Coram wrote this article last week about life story work so I thought it would be a good time to do an update on how we’re doing with it. I’ve written a few articles about our life story journey. The last one was about a year ago which you can read it here.
I’ve always been very honest about the fact that life story work terrified me. It felt like a lot of pressure to get it right and that there’d be no second chances with it. We needed to get it right first time. As with a lot of things, I put way too much pressure on myself. And in the end, it was a lot easier than I’d expected.
Eldest knows she didn’t grow in my tummy. We started to introduce this to her when she was about two so it’s all she’s ever known. That’s always how I’d hoped it would be. Adoption is clearly a massive thing, but I didn’t want it to feel like that to her. I want it to just part of who she is. She has two families and they both love her dearly.
We started with talking about her growing in her birth mum’s tummy. Then we introduced her life story book when she was old enough to understand it. I think she was about three. She’d started asking why she didn’t have a sister, so it seemed like a good time to start.
She dealt with it a lot better than I thought she would. Finding out she has brothers and sisters didn’t phase her. She took it in her stride and that’s the way she’s dealt with it ever since. When she wants to ask questions, she does. We answer them as honestly as we can. Sometimes that leads to further questions or a conversation. Sometimes it doesn’t. We don’t push her, we’re guided by what she wants to know. As she gets older, obviously, we’ll explain more.
At the moment, she’s happy to accept that her brothers and sisters live with their families. She knows that some live with their forever families, and that some don’t. At six she’s still too young to really understand what that means, but she will as she gets older.
I’ve also written about how I find it hard to write the yearly updates for letterbox contact. I do it because I know how important it is, but getting the tone right is always hard. I’ve read some great blogs and posts in the last year with advice about how to write them, so I’m hoping it will be easier this time. Eldest has said she’d like to do a picture so that will be a lovely thing for her to do.
Unfortunately, last year we didn’t get any responses to our update at all. We normally hear from two siblings, but got nothing back from them. Our agency amalgamated with others in our area so I’m hoping that it’s there somewhere, just filed in the wrong place. I haven’t chased it up yet but I will do.
Adopting her sister has really helped eldest understand things a bit more. She knows she lived with foster carers (they both lived with the same carers four years apart) after she was born until she came home. Books like Blanket Bears and The Family Fairies have helped her understanding too. They’re such lovely books that explain things beautifully.
When youngest came home, with the help of her teacher, eldest did a little presentation to her class about getting a new sister. I’m so proud of her for wanting to do that. Meeting her sister prompted more questions about her brothers and sisters, but she hadn’t really questioned why they don’t all live together.

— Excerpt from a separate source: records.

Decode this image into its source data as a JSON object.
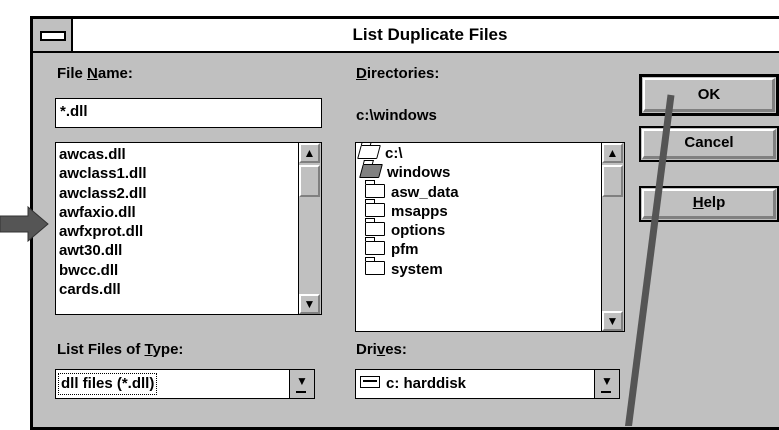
{
  "dialog": {
    "title": "List Duplicate Files"
  },
  "file_name": {
    "label": "File Name:",
    "label_pre": "File ",
    "label_accel": "N",
    "label_post": "ame:",
    "value": "*.dll",
    "files": [
      "awcas.dll",
      "awclass1.dll",
      "awclass2.dll",
      "awfaxio.dll",
      "awfxprot.dll",
      "awt30.dll",
      "bwcc.dll",
      "cards.dll"
    ]
  },
  "directories": {
    "label_accel": "D",
    "label_post": "irectories:",
    "current_path": "c:\\windows",
    "items": [
      "c:\\",
      "windows",
      "asw_data",
      "msapps",
      "options",
      "pfm",
      "system"
    ]
  },
  "file_type": {
    "label_pre": "List Files of ",
    "label_accel": "T",
    "label_post": "ype:",
    "value": "dll files (*.dll)"
  },
  "drives": {
    "label_pre": "Dri",
    "label_accel": "v",
    "label_post": "es:",
    "value": "c: harddisk"
  },
  "buttons": {
    "ok": "OK",
    "cancel": "Cancel",
    "help_accel": "H",
    "help_post": "elp"
  },
  "colors": {
    "dialog_bg": "#c0c0c0",
    "annotation_arrow": "#555555"
  }
}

The last few months have been different though with a lot more questions about her brothers in particular. She keeps asking for a baby brother so I think that’s what’s behind the questions. She’s been asking when she can meet them and says that she loves them so much and can’t wait to give them a hug. Hearing her say that broke my heart. I’m so glad she’s growing up thinking about her siblings because it’s building the foundations for them to have a good relationship when they’re older. But I’ve got no way of knowing whether the feeling is mutual. Or even if all her siblings know she exists.
I really hope her siblings are doing life story work and know about her and her sister. It would be great for them to know that they thought about each other a lot as they grew up. We’re encouraging her to draw them pictures and cards. Hopefully she can give them to her siblings in person one day.
That’s why we’ll continue to write annual updates, even if we don’t get a reply. Learning about their birth history is so important. It’s part of who they are and will help to shape who they become. I hope they both always feel that they can ask us anything about it and we’ll give them all the answers we have. And when the time is right, they’ll be able to take their relationship to the next level.